*WHAT YOU WILL DO*: Search the records for "archivo" and copy each line that holds it.

BEGIN SOURCE INFORMATION

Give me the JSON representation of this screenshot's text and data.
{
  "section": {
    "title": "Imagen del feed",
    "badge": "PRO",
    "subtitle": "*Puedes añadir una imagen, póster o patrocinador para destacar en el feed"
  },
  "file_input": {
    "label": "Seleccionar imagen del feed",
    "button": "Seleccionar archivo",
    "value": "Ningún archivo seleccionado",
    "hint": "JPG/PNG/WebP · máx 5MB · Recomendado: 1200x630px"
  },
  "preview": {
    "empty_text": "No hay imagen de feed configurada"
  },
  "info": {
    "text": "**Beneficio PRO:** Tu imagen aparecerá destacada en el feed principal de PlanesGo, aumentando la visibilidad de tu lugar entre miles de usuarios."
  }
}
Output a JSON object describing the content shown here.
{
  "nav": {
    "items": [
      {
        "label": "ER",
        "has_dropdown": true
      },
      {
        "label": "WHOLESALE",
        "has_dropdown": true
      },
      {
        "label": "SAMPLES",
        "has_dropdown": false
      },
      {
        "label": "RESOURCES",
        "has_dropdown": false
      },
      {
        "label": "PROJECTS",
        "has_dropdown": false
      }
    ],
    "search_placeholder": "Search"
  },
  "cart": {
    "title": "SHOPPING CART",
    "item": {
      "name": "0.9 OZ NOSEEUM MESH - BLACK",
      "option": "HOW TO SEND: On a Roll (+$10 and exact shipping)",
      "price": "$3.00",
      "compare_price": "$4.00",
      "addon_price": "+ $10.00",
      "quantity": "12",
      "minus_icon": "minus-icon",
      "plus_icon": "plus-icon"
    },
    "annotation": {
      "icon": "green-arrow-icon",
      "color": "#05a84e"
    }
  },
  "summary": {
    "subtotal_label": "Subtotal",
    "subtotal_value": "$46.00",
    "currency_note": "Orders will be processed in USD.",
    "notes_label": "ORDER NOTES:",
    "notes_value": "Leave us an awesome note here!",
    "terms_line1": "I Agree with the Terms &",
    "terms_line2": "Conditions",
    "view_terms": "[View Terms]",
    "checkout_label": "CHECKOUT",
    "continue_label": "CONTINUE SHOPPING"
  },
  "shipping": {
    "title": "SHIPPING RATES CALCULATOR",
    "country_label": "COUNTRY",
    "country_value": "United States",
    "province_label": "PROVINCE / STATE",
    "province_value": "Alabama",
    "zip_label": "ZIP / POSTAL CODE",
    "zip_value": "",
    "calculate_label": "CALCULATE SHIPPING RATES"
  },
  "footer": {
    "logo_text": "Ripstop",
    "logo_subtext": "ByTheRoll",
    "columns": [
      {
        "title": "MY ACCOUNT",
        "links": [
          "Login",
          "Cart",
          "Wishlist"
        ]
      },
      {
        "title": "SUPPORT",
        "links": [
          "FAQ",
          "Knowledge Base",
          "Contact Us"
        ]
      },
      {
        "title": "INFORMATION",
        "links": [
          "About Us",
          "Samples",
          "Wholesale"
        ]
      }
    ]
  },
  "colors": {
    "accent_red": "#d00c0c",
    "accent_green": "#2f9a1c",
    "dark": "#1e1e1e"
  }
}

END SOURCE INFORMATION

*RESULT OF THIS TASK*:
    "button": "Seleccionar archivo",
    "value": "Ningún archivo seleccionado",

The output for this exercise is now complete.